Joe Denly has joined England’s one-day tour of Sri Lanka and will compete with Sam Curran for a place in the XI on Saturday, as the management consider taking pace off the ball as they look to wrap up the series.
On Wednesday Eoin Morgan’s side took a 2-0 lead with two games to play thanks to a dominant seven-wicket victory at Pallekele in a match that was reduced to 21 overs a side due to rain. But despite their obvious superiority over the home side the team may be tweaked regardless.
Tomorrow’s fourth one-day international is at the same venue (a day game that should hopefully produce more cricket before any afternoon storms) and England are pondering whether to use Denly’s leg-spin or the left-arm medium of Sam Curran given the surface they encountered in midweek.
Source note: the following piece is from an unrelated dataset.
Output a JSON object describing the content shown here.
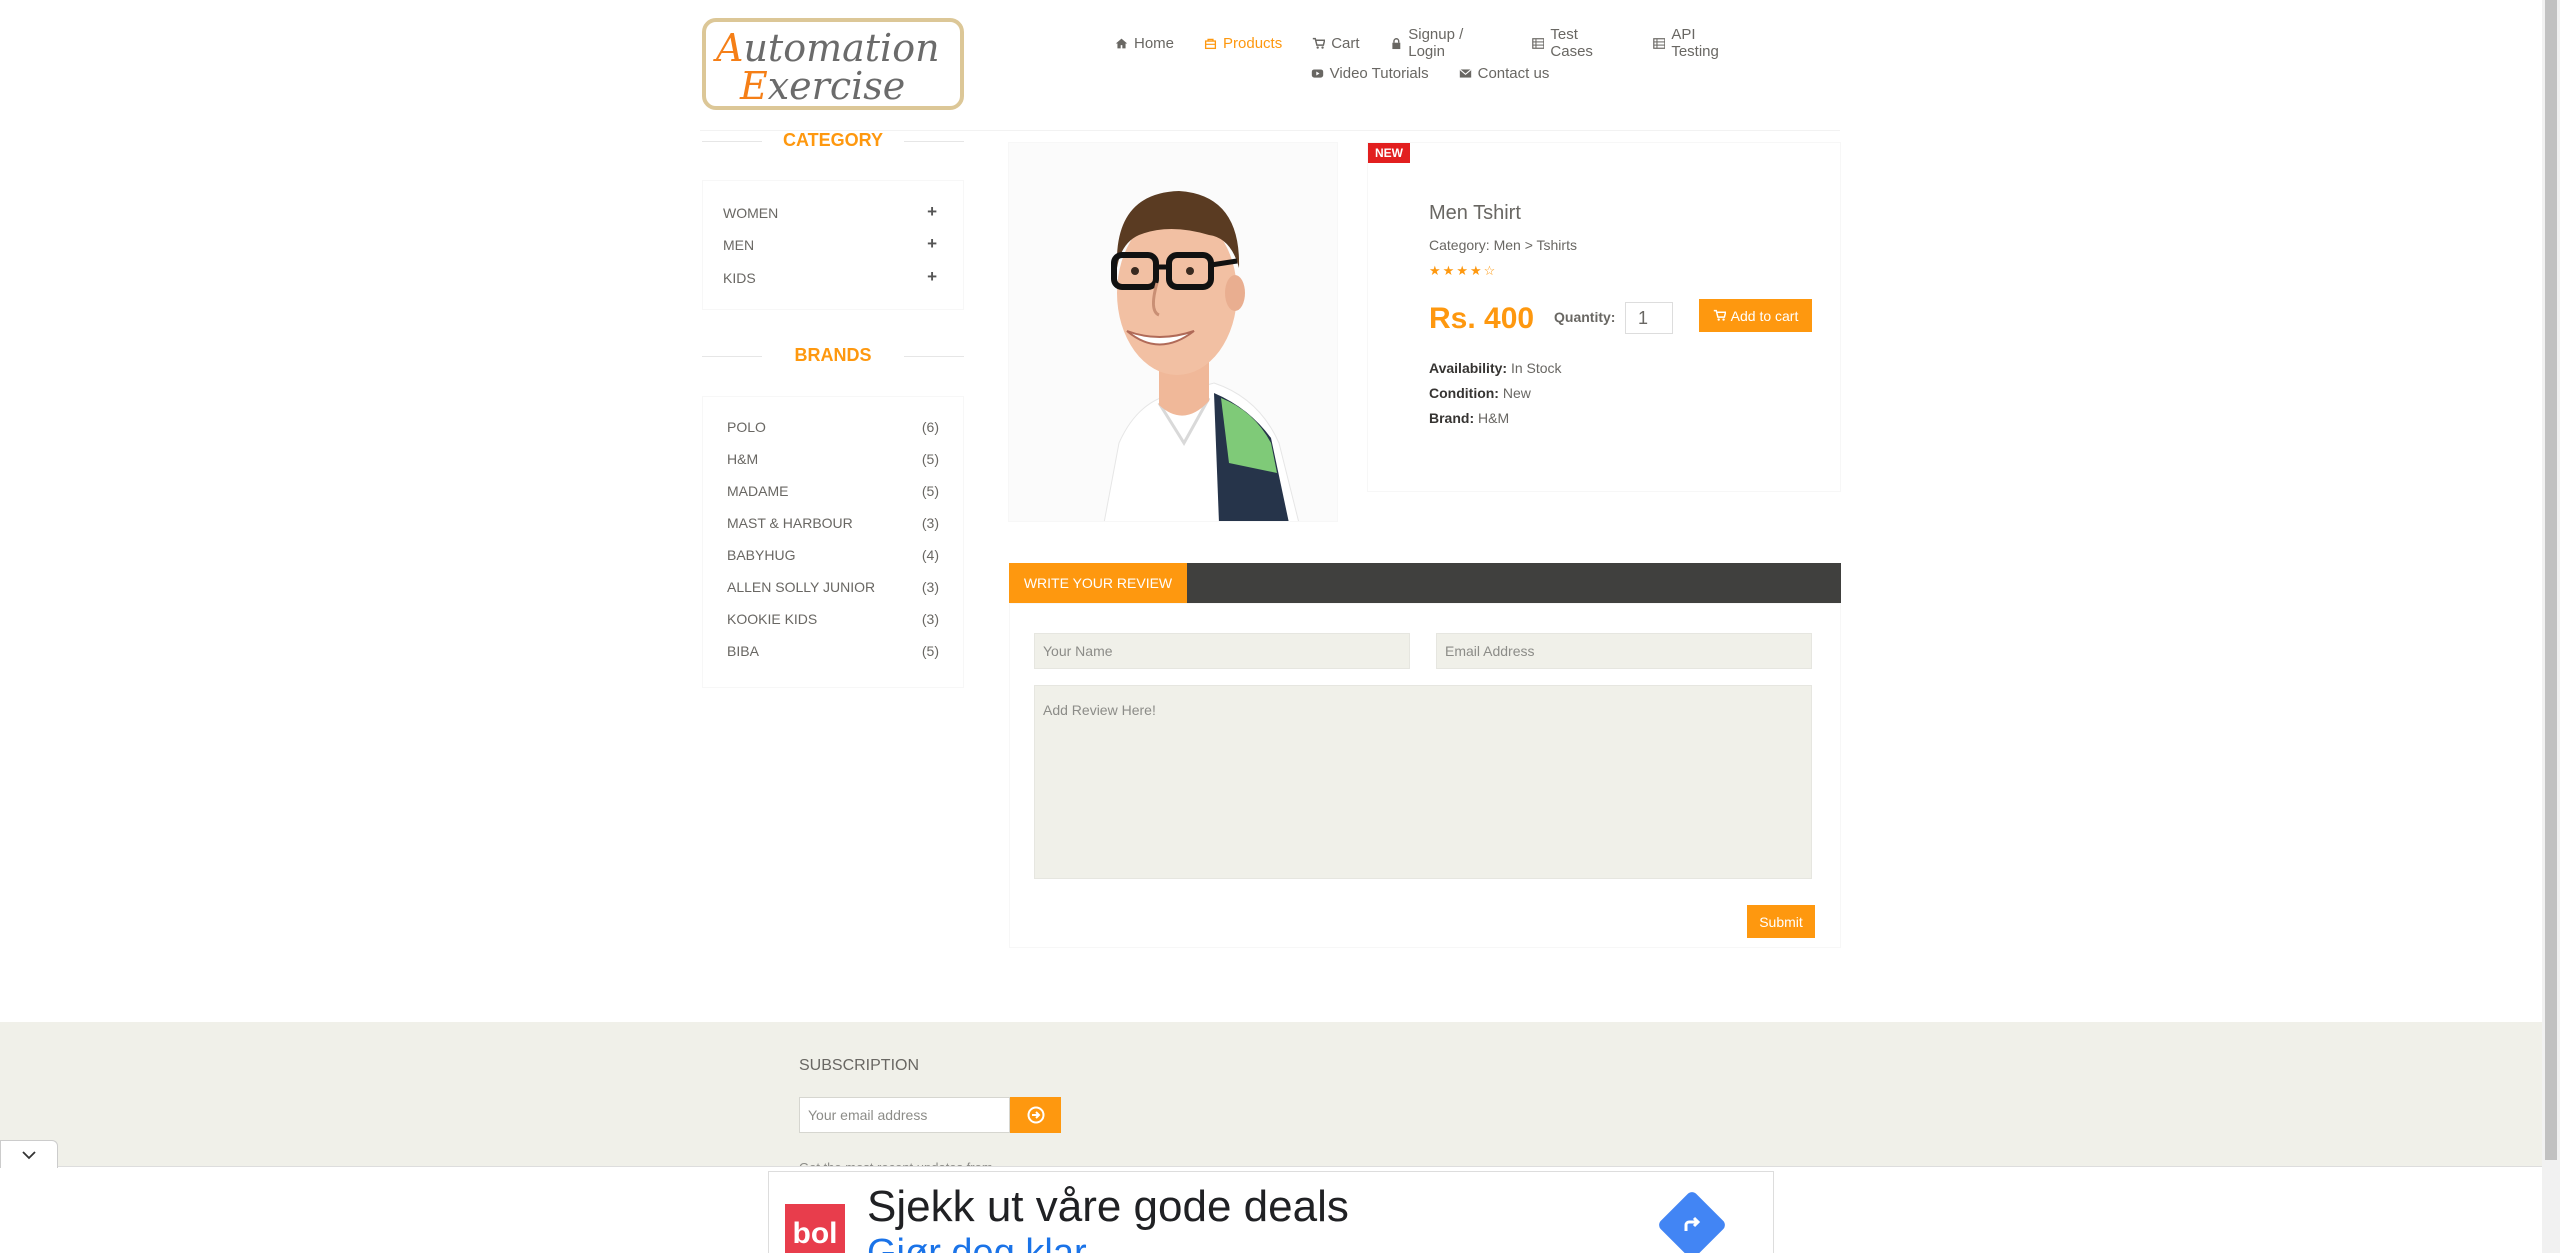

The new-ball pairing of Chris Woakes and Olly Stone – central to the victory in Dambulla – proved easier to score off in Sri Lanka’s 150 for nine, both going at eight or more an over, while the spinners and those with more variations at their disposal offered Morgan greater control and wicket-taking threat.
Tom Curran, granted his first appearance since March after Liam Dawson’s tour-ending side injury, picked up three for 17 by varying his speeds masterfully and Adil Rashid overcame a greasy ball for figures of four for 36; Ben Stokes, though wicketless, also mixed it up for an economy rate of five an over.
While the younger Curran appeared to have the edge two days out, Rashid’s success means Denly should not be discounted for what would be a 10th ODI cap but a first for nine years.
Though a batsman primarily, the 32-year-old’s bowling has improved considerably and he arrives fresh from his all-round performances for Kent in the summer, for which he landed four awards at the Professional Cricketers’ Association’s end-of-season bash. Indeed Denly insists the aim now is to become known as a genuine all-rounder. After arriving at the team hotel in Kandy on Wedneaday, one of the first team-mates he bumped into was Moeen Ali, who has risen from part-timer to mainstay of the bowling attack.
“We used to play England Under‑19s together and we used to take the mick out of each other’s bowling,” said Denly. “We were both batters back then. We used to roll our arms over in the nets – I thought I was better than Mo, he thought he was better than me.
“It is funny how things have changed. He has gone on and played over 50 Tests and God knows how many one-dayers and T20s, taken lots of wickets and is a genuine all-rounder – probably one of the best in the world. He is certainly an inspiration not just for me but for a lot of people, I am sure. He is a fantastic cricketer.”
Denly’s arrival comes 10 days earlier than expected, having originally been named in the Test squad only, despite the white-ball formats being his most profitable of late. Were he to crack this England one-day team – no mean feat given the resources – it would likely see him down the order, a far cry from his role at Kent where in both the Royal London Cup and the T20 Blast the right-hander has been an aggressive opener.
Second oldest in the squad after Liam Plunkett, who has also joined the trip but may be held back a little longer, Denly also looks a sound bet to impress his teammates in their all-important football warm-ups given he was once on Charlton Athletic’s books.
It was during his first spell with England in 2009 that a tackle delivered by Owais Shah on Denly led to a knee injury and saw the pre-training ritual outlawed for a spell. “I’ve heard a lot about that,” he said. “A few of the lads said I ruined their football – the best part of the day. Thankfully it is back in now and hopefully no more injuries. I have got a good scoring record with Kent so hopefully I can continue that with England.”
Asked if his call-up was proof players should never give up, Denly added: “I suppose so. I am only 32 and feel that my best years are still ahead of me. I have never given up on the dream of playing for England again.”